  1. ^ The Hephthalites: Archaeological and Historical Analysis, Aydogdu Kurbanov, Berlin, 2010, page 242.
  2. ^ Runion, Meredith L. (2017-04-24). The History of Afghanistan, 2nd Edition. ABC-CLIO. ISBN 9781610697781.
  3. ^ a b c The Pearl of Pearls: The Abdālī-Durrānī Confederacy and Its Transformation under Aḥmad Shāh, Durr-i Durrān by Sajjad Nejatie.
  4. ^ Morgenstierne, Georg. "The Linguistic Stratification of Afghanistan." Afghan Studies 2 (1979): 23–33.
  5. ^ Kurbanov, Aydogdy. "The Hephthalites: Archaeological and Historical Analysis." PhD dissertation, Free University of Berlin, 2010.
  6. ^ Masson, Charles. Narrative of Various Journeys in Balochistan, Afghanistan, the Panjab, & Kalat, during a Residence in those Countries: To which is Added an Account of the Insurrection at Kalat, and a Memoir on Eastern Balochistan. 4 vols. London, 1844. Reprint, New York: Oxford University Press, 1974–77.
  7. ^ Bellew, Henry Walter. An Inquiry into the Ethnography of Afghanistan. Woking, 1891. Reprint, Karachi: Indus, 1977.
  8. ^ Arlinghaus, Joseph T. "The Transformation of Afghan Tribal Society: Tribal Expansion, Mughal Imperialism and the Roshaniyya Insurrection." PhD dissertation, Duke University, 1988.
  9. ^ Gankovsky, Yu. V. (1982). A History of Afghanistan. Progress Publishers. p. 382.
  10. ^ Tareen or Tarin. 10 April 2015. Khyber.ORG.
  11. ^ Chayes, Sarah (2006). The Punishment of Virtue: Inside Afghanistan After the Taliban. Univ. of Queensland Press. p. 99. ISBN 978-1-932705-54-6. Retrieved 23 September 2010.
  12. ^ Tarzi, Amin H. "DŌSTMOḤAMMAD KHAN". Encyclopædia Iranica (Online ed.). United States: Columbia University.
  13. ^ Rubin, Barnett. "DĀWŪD KHAN". In Ehsan Yarshater (ed.). Encyclopædia Iranica. Retrieved 8 June 2020.
  14. ^ Taliban run-in highlights dangers for Afghan opposition leader Archived 25 August 2013 at the Wayback Machine. 6 November 2001.

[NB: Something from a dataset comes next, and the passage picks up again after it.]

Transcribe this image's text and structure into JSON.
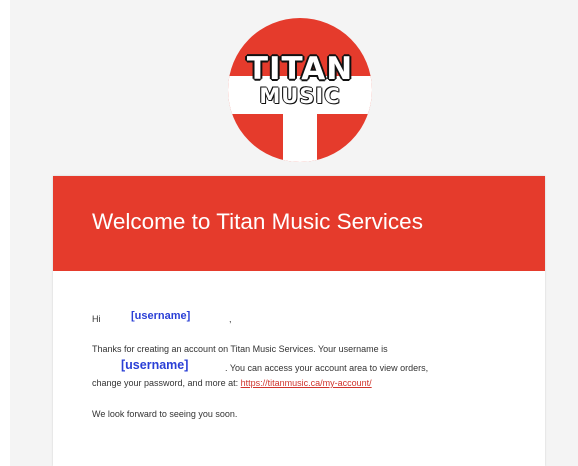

  15. ^ Coyle, Dennis Walter (August 2014). "Placing Wardak among Pashto varieties" (PDF). University of North Dakota:UND. Retrieved 26 December 2014.
  16. ^ Hallberg, Daniel G. 1992. Pashto, Waneci, Ormuri. Sociolinguistic Survey of Northern Pakistan, 4. LINK

Further readingEdit